      Truthfully though, it was hard to accept this fate. The past six months were some of the worst in my life filled with ups and downs – losing my mother at a young age and having to pick up the pieces thereafter; having my brother return from a year on the front lines in Iraq. The roller coaster finally seemed to reach the end of its circuit after getting this interview and it was about time that things looked up. Losing the opportunity just as quickly was the last thing I needed.  

      To go back to my philosophy on everything happening for a reason, this was not a mitzvah. It was a misfortune – not only for me but also for the folks over at Goldman as well.  I could have brought a wealth of attributes to the table and being that I already live in this wondrous city free of charge, they could have offered me fifty percent of the going rate and I still would have taken the job. I’m cheap yet quality labour. Not only was it unfavourable because of this but because like I said, I never wanted anything this badly ever before. But looking at the bigger picture, this small snafu will only serve to shape who I become down the line. As with all tribulations, I’ve outlined that you can overcome them by looking at what may be the brighter side. This apparently was not the right job for me. No matter how much I wanted it or could see myself working alongside these Duke and Northwestern grads joking about how I was so nervous during every aspect of my interviews that I think I had a momentary spell of Bell’s palsy, something else is out there that the universe has already stamped my name onto. A whole new set of colleagues that I’m supposed to forge bonds with and learn my profession through are somewhere waiting for me. And only for a little while I veered from these thoughts and plotted to find the new hire and engage them in a drug-induced bender in close proximity to their drug testing. After that, big bad Goldman would probably come crawling back to me. Bad karma though…, maybe... wait... right? Yeah.  

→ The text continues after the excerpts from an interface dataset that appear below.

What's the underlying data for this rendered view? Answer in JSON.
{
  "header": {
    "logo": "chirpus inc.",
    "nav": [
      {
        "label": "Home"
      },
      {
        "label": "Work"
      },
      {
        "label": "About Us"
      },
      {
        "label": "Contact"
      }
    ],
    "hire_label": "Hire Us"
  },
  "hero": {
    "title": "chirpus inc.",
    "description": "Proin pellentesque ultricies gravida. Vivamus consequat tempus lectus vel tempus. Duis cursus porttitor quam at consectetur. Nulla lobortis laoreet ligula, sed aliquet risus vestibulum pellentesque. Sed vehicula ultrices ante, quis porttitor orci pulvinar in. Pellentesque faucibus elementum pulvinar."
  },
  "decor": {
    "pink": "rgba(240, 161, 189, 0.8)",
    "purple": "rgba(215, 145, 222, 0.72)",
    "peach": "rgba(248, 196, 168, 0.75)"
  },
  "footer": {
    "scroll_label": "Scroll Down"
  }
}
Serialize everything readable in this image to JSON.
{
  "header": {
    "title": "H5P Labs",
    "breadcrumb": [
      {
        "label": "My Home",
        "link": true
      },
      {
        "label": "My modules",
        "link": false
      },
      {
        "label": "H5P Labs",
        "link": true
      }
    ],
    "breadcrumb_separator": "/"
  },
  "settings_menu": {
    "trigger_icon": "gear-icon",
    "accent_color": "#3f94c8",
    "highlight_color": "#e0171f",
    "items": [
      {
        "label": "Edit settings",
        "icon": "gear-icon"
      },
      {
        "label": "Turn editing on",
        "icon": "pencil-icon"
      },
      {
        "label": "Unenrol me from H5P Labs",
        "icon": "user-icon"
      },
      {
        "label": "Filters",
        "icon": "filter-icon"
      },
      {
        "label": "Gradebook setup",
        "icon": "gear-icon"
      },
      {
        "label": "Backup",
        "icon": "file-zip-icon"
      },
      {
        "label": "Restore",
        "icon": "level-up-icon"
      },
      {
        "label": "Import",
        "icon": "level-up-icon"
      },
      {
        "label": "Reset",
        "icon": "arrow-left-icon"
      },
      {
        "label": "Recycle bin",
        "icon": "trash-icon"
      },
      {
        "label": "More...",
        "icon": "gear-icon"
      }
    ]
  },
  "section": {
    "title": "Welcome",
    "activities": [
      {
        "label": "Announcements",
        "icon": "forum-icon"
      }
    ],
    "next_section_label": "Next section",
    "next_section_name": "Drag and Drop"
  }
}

      And so with that, I reiterate leaving you with this: when life does not go the way you want it to, speak up and put yourself out there because eventually the right thing will come along, just like it was meant to be. By speaking up, it will only come to you faster. My only regret is that I wish I had listened to my mom, the young artist who I derived my middle brainedness from and inspired me to paint like she did. She spent my whole life sharing these outlooks with me. I just wish she could hear me now. Though this once in an immediate-post-grad-lifetime chance may only serve as a learning experience, I will take everything I learned and move forward after this one last bit that hopefully gives me some closure. If nothing else, it has solidified that everything does in fact happen for a reason…four traders at Barclays just quit; gotta go!